Stored data

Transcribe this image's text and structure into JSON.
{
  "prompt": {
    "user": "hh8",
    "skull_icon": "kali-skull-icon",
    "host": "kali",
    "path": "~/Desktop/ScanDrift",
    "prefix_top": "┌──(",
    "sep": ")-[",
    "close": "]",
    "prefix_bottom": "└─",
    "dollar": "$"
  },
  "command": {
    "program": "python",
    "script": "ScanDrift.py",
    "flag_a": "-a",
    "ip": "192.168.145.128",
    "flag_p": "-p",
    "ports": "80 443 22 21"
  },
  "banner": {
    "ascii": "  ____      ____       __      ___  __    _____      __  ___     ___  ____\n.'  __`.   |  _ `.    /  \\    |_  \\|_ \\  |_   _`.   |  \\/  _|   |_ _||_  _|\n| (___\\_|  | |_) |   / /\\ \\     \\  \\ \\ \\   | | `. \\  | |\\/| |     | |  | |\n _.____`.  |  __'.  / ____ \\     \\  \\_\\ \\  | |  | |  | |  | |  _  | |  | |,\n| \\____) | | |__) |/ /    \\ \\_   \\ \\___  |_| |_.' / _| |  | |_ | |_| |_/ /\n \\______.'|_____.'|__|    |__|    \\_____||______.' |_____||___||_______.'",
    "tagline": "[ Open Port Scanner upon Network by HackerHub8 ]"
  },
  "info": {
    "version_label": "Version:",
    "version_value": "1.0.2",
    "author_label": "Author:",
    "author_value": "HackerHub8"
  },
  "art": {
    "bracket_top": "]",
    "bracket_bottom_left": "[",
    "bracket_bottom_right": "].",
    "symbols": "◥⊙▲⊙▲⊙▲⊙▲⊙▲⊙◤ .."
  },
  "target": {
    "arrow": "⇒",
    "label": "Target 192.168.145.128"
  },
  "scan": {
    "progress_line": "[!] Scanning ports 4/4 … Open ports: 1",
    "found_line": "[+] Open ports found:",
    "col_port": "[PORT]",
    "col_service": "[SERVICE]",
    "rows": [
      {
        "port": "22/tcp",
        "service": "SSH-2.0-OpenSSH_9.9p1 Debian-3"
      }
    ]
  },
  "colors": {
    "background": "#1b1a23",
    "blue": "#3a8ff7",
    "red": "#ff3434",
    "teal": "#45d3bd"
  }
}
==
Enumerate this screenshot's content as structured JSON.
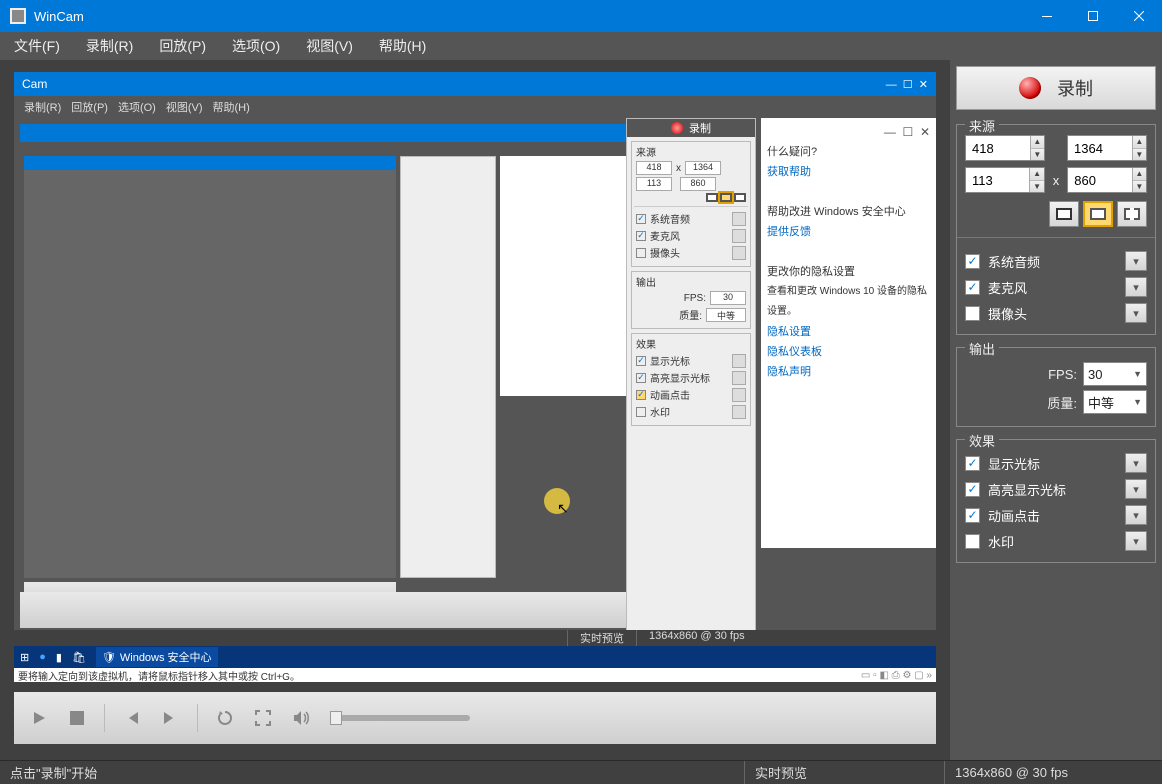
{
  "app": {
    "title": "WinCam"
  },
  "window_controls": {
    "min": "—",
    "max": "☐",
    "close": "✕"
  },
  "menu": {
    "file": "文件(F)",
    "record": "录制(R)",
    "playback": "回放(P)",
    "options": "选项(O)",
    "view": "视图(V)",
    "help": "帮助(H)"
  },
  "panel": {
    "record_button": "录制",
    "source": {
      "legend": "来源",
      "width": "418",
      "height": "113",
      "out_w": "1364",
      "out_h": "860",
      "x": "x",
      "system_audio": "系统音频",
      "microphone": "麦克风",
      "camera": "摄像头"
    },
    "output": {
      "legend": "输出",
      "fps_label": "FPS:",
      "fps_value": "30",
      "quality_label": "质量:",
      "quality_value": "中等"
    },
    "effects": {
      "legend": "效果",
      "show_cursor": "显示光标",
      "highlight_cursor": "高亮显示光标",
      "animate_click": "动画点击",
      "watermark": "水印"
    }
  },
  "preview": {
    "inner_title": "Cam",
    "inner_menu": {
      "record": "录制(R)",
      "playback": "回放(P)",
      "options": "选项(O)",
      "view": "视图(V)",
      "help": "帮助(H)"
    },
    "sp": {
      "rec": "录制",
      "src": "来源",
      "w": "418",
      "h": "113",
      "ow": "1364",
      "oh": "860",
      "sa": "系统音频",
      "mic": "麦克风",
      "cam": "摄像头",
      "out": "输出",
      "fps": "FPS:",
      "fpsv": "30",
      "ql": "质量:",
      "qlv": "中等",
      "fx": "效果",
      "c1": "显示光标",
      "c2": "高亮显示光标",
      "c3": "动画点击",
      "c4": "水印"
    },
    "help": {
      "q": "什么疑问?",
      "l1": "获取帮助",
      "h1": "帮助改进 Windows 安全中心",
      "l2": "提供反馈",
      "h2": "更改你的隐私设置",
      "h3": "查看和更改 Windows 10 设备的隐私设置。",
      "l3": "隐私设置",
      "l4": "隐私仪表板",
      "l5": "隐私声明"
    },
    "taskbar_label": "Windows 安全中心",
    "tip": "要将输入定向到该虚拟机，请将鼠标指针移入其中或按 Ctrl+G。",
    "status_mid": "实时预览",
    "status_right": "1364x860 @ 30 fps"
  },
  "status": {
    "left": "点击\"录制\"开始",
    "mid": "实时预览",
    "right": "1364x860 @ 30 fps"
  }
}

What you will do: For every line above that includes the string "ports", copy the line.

Written answer:
    "ports": "80 443 22 21"
    "progress_line": "[!] Scanning ports 4/4 … Open ports: 1",
    "found_line": "[+] Open ports found:",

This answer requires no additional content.